Task -> Go through the data and tally the lines that include "this". The reply is that number alone.

Excerpted data ->
* * * * * * *

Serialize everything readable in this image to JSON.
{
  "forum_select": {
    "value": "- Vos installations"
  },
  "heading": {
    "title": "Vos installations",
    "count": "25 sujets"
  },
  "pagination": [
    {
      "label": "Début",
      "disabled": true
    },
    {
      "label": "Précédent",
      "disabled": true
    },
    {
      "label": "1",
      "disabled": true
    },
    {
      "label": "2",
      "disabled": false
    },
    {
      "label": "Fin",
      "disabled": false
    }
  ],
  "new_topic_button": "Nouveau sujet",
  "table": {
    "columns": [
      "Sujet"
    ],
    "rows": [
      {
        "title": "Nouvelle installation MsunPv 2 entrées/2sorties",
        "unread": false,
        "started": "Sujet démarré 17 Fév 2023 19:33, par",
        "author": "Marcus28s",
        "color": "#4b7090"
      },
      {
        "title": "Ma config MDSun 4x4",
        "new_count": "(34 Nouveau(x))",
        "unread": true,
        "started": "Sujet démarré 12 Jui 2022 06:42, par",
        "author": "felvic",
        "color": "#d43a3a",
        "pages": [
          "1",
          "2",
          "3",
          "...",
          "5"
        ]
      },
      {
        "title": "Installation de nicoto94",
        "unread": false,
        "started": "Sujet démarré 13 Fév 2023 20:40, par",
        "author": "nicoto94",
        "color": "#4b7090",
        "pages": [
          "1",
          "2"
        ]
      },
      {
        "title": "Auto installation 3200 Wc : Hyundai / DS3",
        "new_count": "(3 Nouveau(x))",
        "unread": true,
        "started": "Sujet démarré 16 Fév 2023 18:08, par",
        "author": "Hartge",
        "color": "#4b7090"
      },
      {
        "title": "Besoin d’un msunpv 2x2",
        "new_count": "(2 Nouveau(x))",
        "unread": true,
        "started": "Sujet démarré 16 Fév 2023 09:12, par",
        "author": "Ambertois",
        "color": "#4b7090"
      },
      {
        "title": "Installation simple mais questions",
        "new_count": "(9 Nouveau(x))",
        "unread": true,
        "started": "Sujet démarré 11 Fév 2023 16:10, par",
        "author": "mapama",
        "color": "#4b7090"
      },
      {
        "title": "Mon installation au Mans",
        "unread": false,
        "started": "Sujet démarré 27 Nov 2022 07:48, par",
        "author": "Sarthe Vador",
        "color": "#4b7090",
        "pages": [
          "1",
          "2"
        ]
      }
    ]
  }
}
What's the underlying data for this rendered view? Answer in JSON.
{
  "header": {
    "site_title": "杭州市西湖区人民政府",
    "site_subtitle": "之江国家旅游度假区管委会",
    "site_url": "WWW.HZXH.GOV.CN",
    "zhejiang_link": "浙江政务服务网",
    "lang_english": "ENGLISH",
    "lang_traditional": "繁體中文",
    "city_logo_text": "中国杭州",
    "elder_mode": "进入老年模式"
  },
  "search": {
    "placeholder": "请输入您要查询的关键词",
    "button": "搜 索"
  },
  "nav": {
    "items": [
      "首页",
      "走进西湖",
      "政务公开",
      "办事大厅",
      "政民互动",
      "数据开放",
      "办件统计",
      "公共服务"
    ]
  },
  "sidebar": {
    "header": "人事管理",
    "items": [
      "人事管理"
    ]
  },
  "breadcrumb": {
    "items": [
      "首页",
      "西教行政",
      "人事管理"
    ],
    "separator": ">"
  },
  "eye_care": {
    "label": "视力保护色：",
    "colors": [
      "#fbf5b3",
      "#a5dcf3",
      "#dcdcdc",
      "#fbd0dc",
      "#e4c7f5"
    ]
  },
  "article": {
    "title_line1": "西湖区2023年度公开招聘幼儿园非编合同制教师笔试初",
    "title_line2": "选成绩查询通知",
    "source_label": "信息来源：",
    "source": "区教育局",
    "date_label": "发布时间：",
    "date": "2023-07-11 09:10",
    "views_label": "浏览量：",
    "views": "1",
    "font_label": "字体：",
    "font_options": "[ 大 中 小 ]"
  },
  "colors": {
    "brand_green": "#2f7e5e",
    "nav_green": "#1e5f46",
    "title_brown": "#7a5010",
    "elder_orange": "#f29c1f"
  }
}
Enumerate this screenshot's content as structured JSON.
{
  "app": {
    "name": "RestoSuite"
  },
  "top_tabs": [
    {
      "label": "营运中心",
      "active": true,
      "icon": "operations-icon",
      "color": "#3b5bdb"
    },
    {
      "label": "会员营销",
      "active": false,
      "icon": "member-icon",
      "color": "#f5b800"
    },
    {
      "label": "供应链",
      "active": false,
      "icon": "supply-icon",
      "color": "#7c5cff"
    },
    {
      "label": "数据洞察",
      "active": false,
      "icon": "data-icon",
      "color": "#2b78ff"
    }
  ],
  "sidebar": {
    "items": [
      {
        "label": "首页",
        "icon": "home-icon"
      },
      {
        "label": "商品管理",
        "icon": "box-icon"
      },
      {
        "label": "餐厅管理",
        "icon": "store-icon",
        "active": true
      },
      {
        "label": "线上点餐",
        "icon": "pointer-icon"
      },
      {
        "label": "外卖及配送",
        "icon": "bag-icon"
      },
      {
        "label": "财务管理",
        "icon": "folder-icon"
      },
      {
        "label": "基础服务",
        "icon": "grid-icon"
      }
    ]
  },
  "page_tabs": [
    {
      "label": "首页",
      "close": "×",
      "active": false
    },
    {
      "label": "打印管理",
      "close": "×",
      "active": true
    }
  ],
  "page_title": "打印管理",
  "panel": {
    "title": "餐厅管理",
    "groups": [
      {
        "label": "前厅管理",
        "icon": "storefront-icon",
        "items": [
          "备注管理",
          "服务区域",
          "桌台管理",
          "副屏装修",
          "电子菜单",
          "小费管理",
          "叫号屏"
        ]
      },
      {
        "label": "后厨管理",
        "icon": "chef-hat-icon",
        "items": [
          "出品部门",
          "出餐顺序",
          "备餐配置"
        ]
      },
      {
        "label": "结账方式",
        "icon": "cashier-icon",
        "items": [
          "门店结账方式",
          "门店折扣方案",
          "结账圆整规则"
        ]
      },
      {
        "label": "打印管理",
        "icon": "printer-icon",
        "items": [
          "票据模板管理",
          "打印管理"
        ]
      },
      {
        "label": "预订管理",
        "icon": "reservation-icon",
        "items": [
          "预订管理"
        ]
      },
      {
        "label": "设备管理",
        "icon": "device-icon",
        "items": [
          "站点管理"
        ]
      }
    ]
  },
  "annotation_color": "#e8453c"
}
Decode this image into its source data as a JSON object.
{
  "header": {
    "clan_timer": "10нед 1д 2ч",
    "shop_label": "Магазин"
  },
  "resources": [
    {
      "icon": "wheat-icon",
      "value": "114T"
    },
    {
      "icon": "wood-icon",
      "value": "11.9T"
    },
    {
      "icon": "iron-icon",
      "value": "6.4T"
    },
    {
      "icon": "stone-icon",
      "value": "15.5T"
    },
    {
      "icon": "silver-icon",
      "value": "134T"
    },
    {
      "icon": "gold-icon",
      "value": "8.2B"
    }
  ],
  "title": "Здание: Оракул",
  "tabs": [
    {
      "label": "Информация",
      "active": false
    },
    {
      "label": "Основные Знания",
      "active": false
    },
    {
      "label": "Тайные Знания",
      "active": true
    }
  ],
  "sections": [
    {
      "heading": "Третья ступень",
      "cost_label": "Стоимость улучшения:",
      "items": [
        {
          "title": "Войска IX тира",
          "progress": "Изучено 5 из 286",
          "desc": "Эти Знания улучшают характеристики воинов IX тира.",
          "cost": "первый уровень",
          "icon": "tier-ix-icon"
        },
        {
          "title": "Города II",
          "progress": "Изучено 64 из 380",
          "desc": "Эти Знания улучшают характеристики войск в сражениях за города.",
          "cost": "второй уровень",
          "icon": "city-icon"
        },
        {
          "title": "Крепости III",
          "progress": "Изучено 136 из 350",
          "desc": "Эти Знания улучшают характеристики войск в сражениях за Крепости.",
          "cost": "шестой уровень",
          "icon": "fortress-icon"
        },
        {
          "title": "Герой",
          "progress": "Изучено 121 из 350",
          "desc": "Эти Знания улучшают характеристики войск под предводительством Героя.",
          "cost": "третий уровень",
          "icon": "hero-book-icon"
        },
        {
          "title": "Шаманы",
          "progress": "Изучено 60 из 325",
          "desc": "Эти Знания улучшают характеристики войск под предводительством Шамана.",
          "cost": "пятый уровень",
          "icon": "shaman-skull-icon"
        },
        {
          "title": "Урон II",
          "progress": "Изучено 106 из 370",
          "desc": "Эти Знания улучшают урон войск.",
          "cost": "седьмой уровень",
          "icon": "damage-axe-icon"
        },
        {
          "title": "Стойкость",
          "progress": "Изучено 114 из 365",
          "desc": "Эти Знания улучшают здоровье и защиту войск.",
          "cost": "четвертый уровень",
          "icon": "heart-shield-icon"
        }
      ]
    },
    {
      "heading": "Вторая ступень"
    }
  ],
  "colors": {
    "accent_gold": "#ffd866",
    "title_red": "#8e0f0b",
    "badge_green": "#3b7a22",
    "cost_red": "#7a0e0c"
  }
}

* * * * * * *

Reply to the exercise -> 4